Based on Fedora, Korara "aims to make Linux easier for new users, while still being useful for experts" with an operating systems that "just works." Several different desktops are available, so users can choose the interface that seems the most comfortable and familiar.
19. Ultimate Edition
This Ubuntu remix aims to provide the "ultimate" computing experience. It offers an intuitive interface for newbies and improves on Ubuntu's software management and wireless capabilities.
This Linux distribution focuses on providing an excellent "out of the box" user experience where everything "just works." At the same time, it attempts to incorporate the latest releases of open source software. And in case you were wondering, the name comes from an Italian dessert.
Trisquel is a Ubuntu-based Linux distribution aimed at home users, small enterprises and schools. The interface resembles the traditional Windows look and feels very similar to XP or Windows 7.
If you just want to give Linux a try without installing anything on your hard drive, Knoppix runs from a Live CD. You can download the code and create your own CD or order a very inexpensive pre-made CD from any one of a variety of vendors.
If you have an older system that doesn't meet the system requirements for Windows 7 or 8, Lubuntu might be a good option for you. It's a lightweight version of Ubuntu that's very fast and energy efficient, and it's a particularly good choice for underpowered Windows XP laptops.
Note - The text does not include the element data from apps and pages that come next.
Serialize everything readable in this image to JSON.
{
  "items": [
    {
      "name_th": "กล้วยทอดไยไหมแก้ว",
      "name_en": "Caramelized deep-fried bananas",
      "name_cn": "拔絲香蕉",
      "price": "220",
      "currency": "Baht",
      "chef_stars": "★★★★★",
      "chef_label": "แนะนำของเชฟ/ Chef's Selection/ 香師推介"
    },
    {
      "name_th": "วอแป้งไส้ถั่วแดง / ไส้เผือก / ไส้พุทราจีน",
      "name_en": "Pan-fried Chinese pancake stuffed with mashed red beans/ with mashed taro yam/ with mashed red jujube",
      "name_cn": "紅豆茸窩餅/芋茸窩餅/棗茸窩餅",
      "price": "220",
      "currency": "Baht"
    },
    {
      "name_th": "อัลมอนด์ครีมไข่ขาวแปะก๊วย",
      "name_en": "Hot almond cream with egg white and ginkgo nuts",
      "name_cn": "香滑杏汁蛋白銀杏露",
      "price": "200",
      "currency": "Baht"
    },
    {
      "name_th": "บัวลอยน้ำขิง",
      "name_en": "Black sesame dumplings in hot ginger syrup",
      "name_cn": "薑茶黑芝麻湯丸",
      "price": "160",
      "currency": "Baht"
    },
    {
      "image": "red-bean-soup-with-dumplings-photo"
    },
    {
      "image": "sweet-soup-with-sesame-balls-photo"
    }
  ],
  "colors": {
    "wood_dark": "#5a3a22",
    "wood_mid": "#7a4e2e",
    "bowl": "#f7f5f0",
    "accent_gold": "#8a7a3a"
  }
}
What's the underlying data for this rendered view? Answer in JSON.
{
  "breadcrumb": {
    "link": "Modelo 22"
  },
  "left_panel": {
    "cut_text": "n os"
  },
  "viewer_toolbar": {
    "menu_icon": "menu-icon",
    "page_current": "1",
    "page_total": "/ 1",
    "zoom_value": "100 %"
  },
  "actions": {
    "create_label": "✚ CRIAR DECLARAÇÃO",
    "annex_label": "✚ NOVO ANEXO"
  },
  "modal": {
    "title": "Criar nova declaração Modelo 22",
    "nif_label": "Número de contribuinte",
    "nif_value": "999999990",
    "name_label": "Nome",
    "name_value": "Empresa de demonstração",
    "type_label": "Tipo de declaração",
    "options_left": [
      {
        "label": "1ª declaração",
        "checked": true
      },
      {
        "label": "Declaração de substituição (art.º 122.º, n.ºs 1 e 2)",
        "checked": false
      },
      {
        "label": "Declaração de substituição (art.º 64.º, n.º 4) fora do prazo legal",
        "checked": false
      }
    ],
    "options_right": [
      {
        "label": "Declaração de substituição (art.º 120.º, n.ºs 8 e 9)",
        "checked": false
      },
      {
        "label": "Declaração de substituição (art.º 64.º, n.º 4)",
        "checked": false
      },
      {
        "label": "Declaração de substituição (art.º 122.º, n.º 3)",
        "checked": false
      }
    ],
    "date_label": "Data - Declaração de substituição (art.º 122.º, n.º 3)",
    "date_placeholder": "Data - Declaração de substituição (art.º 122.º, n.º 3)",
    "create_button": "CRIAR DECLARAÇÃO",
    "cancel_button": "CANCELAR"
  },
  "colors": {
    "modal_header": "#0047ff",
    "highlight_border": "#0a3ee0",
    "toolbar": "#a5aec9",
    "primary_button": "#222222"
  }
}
This variation on Lubuntu was specifically designed to help users give new life to older PCs. It has four different desktop paradigms (basically different looks), including one that mimics Windows XP. Users who have grown tired of XP's long boot times will also appreciate the fact that LXLE boots in less than a minute on most systems.
Also based on Lubuntu, Peppermint prides itself on "welcoming new Linux users." It's extremely fast and takes a web-centric approach to computing.
Like Lubuntu, Xubuntu is a lightweight version of Ubuntu. It uses the Xfce interface, which is clean, modern and easy to use. It also runs well on older hardware.
27. Elementary OS
According to Distrowatch, Elementary is among the ten most popular Linux distributions. It's very lightweight and fast, and the interface, while more similar to OS X than Windows XP, is highly intuitive.
28. Joli OS
This cloud computing-focused OS aims to "bring your old computers back to life." You can also install it alongside Windows with the option of selecting an OS on startup. It works with the Jolicloud service that stores your files in the cloud.
Puppy is super small—just 85 MB—so that is usually loads into RAM on most systems and runs incredibly fast, even on older systems that might have been running Windows XP. Despite its small size, it includes a full graphic interface designed for new Linux users.
Because it's fairly lightweight, CrunchBang (sometimes written #!) is a good option for older or underpowered systems that might be running Windows XP. It's based on Debian but uses the OpenBox window manager, which will feel familiar to Windows users.
Simplicity is based on Puppy Linux and offers a slightly different look and feel. It comes in four different flavors: Obsidian and Netbook are lightweight versions suitable for older systems, Media is built for PCs that are used as media centers, and Desktop is the standard, full-featured version.
32. Bodhi Linux
Another lightweight variation of Ubuntu, Bodhi is a true minimalist distribution that installs only a few pieces of software by default. That makes it great for users with older hardware or users who want to have a lot of say in which applications are installed; however, it might not be as good for new users who don't have familiarity with open source applications.
33. Linux Lite
As its name implies, this is another lightweight Linux distribution. Its website states, "The goal of Linux Lite is to introduce Windows users to an intuitively simple, alternative operating system. Linux Lite is a showcase for just how easy it can be to use linux."
34. Tiny Core Linux
If you have a really, really old or underpowered system, you may want to take a look at Tiny Core Linux. It weighs in at just 12MB but still offers a graphical interface, but doesn't include a lot of hardware support or applications. It's highly customizable, however, so users can easily add in just what they need while keeping the OS footprint small.